People have told me that I have a nice voice, yet I am untrained and no matter how much I enjoy belting out a song, I know I will never, ever be able stand up before an audience and perform without making a fool of myself. I have not mastered the craft of song.
Similarly, I have been exploring music through drumming, but I am a novice who can’t even read music. Yet, I move forward through study and practice so that I may, hopefully, someday master my craft and be able to artfully conjure the emotion that drumming can evoke.
Whatever your medium or genre, practice your craft until it becomes art.
I have reached the point in reading the book where, in my past attempts at it, I was tempted to slam shut the cover or pitch it across the room. It is not because of what the author writes, it is how she writes. Chapter 2 is titled “Recovering a Sense of Identity,” and opens with this: “This week addresses self-definition as a major component of creative recovery. You may find yourself drawing new boundaries and staking out new territories as your personal needs, desires, and interests announce themselves. The essays and tools are aimed at moving you into your personal identity, a self-defined you.” (Cameron, 41)
The problem is that it doesn’t– or at least I’m not seeing this in the text. Oh, there is useful, insightful material on writers’ block, “poison playmates, ” “crazymakers,” and other hindrances to the creative process, but if these issues serve to help us self-identify as creatives, then the author did not do a good job in bringing her arguments back to support her thesis. If I were my high school English teacher, this chapter would have gone back to the author with red comments and a request to rewrite it.
But this post is not a book review. It is a review of my progress in developing a healthy identity as a creative person. So to that end, this past week I created my own task list. This week I simply did what writers do. I engaged in activities that made me write, prepare to write or edit what I did write.
I dug back into my files and pulled out storylines and character profiles I had started and then abandoned. I set up both computer and physical project notebooks for my research and development. I also wrote several short blog posts this week.

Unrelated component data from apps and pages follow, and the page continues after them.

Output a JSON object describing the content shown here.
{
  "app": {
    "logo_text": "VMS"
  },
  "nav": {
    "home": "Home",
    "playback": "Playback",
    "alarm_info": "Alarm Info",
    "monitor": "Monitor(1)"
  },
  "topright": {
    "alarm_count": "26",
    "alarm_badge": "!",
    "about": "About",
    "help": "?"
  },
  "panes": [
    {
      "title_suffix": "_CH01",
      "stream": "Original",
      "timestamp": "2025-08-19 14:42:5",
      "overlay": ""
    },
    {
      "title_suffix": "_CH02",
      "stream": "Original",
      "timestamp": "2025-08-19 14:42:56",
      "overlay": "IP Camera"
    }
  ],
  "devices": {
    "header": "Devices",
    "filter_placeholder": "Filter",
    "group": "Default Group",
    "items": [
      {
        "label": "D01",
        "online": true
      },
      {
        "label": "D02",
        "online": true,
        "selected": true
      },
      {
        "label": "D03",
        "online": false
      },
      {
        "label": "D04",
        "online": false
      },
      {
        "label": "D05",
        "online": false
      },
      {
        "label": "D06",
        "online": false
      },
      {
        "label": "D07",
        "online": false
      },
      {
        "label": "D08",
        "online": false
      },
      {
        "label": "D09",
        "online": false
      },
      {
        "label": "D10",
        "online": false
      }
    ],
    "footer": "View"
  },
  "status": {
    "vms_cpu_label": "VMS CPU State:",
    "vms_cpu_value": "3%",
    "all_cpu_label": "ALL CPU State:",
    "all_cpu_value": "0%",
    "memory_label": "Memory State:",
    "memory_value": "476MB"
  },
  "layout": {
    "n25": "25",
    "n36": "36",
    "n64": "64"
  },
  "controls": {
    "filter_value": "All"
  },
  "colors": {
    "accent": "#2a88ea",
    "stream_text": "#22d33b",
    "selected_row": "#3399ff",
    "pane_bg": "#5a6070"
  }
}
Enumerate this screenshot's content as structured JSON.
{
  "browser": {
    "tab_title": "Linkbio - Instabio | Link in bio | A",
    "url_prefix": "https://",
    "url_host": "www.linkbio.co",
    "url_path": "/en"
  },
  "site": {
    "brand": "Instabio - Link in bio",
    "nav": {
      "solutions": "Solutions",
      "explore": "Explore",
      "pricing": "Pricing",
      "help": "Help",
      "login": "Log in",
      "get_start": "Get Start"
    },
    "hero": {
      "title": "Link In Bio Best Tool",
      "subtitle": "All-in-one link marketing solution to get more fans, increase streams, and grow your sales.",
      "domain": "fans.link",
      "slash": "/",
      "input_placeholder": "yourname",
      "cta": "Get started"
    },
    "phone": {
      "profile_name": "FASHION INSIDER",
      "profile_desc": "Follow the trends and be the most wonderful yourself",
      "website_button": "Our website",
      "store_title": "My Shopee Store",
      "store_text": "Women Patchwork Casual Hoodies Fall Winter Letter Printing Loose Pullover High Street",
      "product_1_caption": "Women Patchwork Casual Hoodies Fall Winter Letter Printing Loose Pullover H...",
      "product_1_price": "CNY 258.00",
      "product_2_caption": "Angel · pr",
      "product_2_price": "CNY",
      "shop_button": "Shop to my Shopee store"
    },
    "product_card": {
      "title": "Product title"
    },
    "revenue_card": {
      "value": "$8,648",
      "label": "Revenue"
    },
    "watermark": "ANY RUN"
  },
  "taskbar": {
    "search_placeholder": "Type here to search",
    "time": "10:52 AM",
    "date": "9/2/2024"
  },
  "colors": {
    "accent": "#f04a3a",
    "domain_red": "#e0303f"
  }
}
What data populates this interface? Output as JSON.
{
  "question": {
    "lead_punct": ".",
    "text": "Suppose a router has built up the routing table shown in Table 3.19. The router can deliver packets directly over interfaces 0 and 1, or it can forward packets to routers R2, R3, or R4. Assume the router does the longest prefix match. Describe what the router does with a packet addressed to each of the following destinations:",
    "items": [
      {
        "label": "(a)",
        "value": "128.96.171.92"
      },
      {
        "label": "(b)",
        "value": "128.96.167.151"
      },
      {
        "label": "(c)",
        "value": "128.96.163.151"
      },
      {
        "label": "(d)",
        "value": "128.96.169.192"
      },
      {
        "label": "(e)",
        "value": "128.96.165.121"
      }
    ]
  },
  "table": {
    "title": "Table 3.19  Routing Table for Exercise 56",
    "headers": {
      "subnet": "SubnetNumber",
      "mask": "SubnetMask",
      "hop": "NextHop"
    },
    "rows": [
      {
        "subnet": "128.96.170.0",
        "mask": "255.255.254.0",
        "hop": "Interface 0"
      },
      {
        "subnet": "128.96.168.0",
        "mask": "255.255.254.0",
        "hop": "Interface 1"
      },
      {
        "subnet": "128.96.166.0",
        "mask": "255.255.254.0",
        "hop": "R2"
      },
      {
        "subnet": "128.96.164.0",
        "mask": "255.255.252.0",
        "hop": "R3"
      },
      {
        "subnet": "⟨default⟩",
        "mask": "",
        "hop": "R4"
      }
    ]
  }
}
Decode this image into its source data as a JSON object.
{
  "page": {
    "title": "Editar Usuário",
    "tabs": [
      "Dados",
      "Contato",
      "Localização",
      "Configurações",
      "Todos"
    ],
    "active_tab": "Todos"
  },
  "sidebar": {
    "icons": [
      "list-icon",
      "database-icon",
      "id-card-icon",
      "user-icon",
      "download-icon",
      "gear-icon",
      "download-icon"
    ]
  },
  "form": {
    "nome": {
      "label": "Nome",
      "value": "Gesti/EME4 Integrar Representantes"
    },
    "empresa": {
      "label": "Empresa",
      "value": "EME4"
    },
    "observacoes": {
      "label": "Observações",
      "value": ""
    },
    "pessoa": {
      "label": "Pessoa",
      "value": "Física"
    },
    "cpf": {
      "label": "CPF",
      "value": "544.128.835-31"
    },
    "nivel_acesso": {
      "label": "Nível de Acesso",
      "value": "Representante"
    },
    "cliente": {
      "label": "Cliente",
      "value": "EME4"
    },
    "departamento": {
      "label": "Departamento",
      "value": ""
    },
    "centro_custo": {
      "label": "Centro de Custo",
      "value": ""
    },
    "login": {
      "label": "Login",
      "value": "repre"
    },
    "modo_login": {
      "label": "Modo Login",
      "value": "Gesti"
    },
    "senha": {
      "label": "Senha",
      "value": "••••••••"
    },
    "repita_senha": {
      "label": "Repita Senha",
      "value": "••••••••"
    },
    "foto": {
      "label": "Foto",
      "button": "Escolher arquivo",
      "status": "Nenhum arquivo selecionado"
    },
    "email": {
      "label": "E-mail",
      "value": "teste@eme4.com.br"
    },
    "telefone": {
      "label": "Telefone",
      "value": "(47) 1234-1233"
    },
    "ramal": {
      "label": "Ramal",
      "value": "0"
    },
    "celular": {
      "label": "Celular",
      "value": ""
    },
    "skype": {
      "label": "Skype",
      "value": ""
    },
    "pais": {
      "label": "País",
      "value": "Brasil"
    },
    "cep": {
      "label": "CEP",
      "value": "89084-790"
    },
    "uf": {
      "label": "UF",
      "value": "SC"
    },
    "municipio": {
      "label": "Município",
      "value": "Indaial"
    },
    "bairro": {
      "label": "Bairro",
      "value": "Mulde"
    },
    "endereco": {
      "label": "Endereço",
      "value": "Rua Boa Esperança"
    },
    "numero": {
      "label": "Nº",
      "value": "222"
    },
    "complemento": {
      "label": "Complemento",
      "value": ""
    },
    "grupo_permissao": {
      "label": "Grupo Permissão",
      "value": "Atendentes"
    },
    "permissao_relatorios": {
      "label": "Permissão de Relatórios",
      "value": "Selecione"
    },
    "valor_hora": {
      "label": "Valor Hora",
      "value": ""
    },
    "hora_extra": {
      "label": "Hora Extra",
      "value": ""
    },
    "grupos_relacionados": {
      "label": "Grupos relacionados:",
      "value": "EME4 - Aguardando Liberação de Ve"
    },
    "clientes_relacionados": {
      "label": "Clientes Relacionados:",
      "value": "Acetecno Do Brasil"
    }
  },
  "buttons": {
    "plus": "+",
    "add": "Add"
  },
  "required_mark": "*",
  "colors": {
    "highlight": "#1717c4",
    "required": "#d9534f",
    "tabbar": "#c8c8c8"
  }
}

Yes, I did stick to the program inasmuch as I did my morning pages every day, went on an artist date (see the post on setting up my creative corner) and by reviewing and writing out creative affirmations.
I can give the author some credit: since I started the program a couple of weeks ago I have seen some movement and breakup of creative blockages,. However, I wonder if this has as much to do with my own work and commitment to my creative recovery. We’ll see. In the meantime, I’m just going to do it!